Below is a description of each of the five types of tiedowns overlanders typically use. Having done some limited overlanding when I was younger, I do have my preferences. But full disclosure requires that I admit to having not done any overlanding in many years. So with that said, let us get to the tiedown options. They are listed in alphabetical order rather than any particular order of preference.
1. Bungee Cords
A lot of people think of bungee cords when they need to tie things down. Bungee cords are okay for a lot of needs around the house, but their use in overlanding is limited. Overlanders tend to use bungee cords for things like holding down tarps and securing lightweight items inside their vehicles.
The bungee cord’s biggest advantage is its flexibility. It can be stretched to fit. The tension created by stretching gives a bungee cord its holding power. But as tiedowns, they really are not appropriate for securing heavy loads – especially when those loads could shift.
2. Cam Straps
The cam strap is arguably the most popular tiedown among overlanders. This is a strap made of nylon webbing material. It boasts a metal cam buckle that makes securing the strap easy. There are lots of popular brands out there, including Rollercam.
It is important to note that cam straps and ratchet straps are not the same thing. The straps themselves are nearly identical in terms of material and construction, but they have different types of securement systems. Where a Rollercam cam strap is secured with a metal cam buckle, a ratchet strap is secured with a rachet.
Cam straps work extremely well for overlanders because they are strong, flexible, and able to stand up to all sorts of environmental influences. They can handle very heavy loads with little trouble at all.
It is hard for me to imagine what overlanders would use chains for. Nonetheless, some overlanders swear by them for securing the heaviest of loads. Chains are heavy duty tiedowns that can handle loads that are much too heavy for any other type of tiedown. I suppose you might choose chains if you were securing a second vehicle to a trailer being towed by your primary vehicle.
4. Ratchet Straps
As previously mentioned, ratchet straps differ from cam straps in how they are secured. But ratchet straps also tend to be thicker and stronger. Truckers use them to secure cargo to flatbed trailers. Overlanders might prefer ratchet straps to secure any heavy toys they might be taking with them. Securing a couple of ATVs to a trailer comes to mind.
Before there were ratchet straps, cam straps, and bungee cords, overlanders used a lot of rope. As a tiedown, the tried-and-true rope has served mankind for generations. Ropes are flexible and easily fed through openings you could never get a cam or ratchet strap through. Their main weakness is that they do not hold up to the elements as well as straps made of nylon webbing material.

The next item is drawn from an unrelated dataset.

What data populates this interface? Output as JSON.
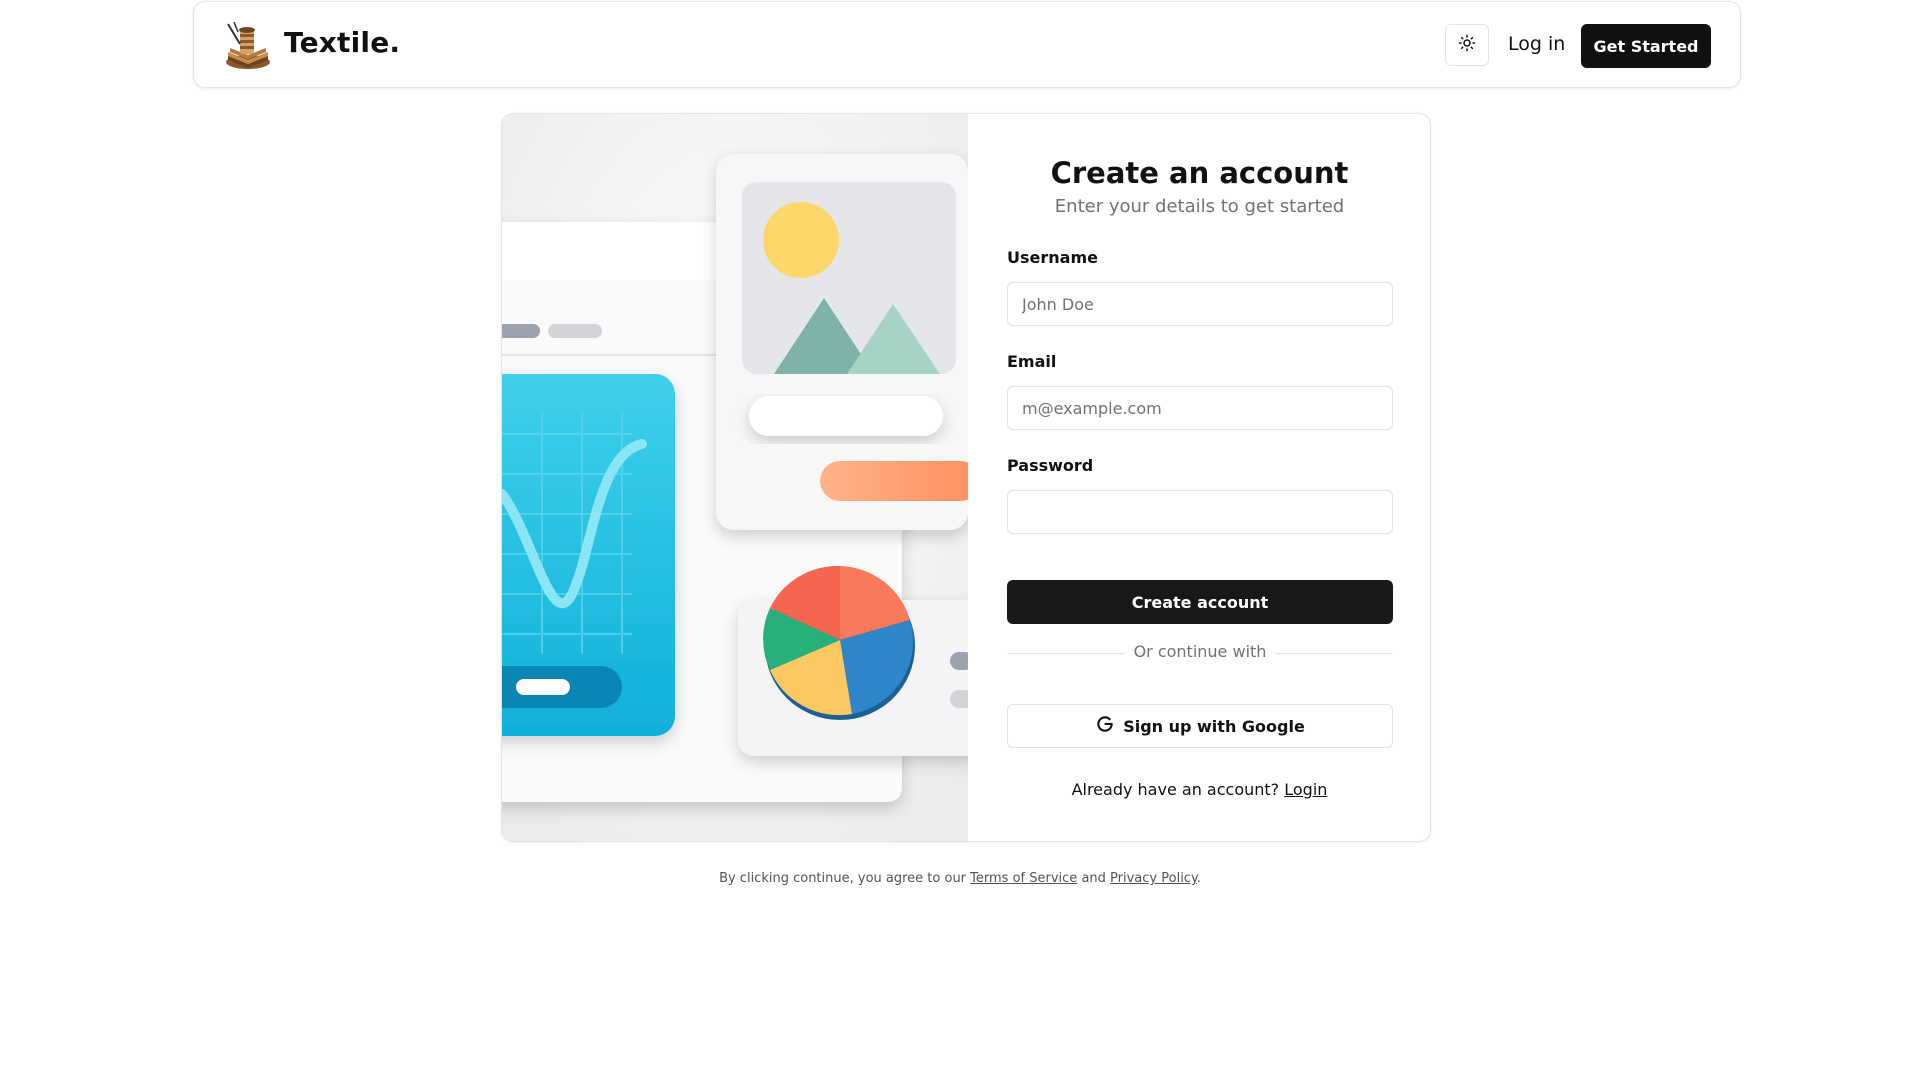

No doubt every overlander has their preferred tiedowns. But the one thing they all have in common is the need to secure cargo and equipment for every journey. Otherwise, overlanding gets messy pretty quickly.